● **Stored data**
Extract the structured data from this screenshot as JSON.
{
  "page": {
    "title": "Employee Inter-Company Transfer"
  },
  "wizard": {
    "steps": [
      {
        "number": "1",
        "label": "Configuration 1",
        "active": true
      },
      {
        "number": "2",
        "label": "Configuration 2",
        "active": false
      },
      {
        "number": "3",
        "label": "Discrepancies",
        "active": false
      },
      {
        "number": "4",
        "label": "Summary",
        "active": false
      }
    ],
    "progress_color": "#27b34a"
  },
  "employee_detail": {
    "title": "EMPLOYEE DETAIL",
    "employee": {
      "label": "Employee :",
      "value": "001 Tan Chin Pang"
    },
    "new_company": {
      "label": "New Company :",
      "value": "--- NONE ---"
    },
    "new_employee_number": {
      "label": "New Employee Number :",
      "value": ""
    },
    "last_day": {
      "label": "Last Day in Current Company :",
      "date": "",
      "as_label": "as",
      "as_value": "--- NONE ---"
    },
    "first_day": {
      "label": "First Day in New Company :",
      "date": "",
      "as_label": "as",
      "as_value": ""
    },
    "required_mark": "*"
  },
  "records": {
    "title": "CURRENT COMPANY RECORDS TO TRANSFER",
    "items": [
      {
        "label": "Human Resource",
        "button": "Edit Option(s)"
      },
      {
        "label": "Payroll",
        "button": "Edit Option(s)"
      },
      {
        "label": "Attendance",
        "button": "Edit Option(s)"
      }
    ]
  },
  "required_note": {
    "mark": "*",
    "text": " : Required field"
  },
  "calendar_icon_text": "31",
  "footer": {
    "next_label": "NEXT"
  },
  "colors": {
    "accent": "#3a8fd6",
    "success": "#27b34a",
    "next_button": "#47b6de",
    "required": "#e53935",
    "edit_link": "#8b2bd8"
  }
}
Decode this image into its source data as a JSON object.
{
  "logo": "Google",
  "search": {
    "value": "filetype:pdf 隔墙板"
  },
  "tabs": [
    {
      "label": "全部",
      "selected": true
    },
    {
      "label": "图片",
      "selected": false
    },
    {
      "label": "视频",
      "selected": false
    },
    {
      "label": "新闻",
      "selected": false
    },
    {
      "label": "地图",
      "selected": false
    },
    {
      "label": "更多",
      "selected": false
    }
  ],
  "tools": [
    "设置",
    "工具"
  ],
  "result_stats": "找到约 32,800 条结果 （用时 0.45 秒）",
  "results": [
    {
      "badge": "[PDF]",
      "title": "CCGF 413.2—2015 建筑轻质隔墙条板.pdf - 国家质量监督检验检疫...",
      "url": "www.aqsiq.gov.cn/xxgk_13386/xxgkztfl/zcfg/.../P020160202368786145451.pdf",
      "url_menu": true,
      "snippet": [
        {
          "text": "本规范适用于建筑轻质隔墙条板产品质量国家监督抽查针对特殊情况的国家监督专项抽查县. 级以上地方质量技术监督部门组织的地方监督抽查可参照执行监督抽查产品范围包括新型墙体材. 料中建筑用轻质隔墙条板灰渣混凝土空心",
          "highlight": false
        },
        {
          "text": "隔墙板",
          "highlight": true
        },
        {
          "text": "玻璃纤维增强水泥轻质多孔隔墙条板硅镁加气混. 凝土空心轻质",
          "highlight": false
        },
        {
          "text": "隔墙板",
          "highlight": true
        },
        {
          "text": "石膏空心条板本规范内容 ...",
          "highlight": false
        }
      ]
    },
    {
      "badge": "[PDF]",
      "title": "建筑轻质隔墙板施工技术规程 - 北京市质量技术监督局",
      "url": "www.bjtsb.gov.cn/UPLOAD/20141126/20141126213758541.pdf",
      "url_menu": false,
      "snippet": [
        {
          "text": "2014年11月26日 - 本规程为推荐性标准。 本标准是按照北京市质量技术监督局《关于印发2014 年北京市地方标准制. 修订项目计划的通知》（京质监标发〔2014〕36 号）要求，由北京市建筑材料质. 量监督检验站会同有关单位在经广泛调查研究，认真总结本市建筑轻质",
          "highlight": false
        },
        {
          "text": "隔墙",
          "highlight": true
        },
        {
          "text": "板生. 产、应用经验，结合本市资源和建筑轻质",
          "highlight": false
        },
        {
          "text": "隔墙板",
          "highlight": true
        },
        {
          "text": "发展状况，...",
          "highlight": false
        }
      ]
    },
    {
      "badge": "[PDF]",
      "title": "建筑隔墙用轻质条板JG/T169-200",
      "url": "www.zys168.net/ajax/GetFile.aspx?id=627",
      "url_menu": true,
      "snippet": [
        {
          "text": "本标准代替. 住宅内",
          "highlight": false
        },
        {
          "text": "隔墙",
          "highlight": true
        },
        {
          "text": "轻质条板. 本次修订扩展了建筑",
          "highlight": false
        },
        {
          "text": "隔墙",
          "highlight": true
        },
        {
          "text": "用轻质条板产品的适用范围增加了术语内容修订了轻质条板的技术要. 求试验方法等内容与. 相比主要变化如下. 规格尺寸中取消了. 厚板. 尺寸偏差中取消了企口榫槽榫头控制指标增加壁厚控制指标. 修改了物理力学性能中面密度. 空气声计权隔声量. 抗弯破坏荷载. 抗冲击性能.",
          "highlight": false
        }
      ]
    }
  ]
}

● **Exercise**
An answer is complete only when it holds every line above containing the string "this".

● **Answer space**
Extract the structured data from this screenshot as JSON.
Decode this image into its source data as a JSON object.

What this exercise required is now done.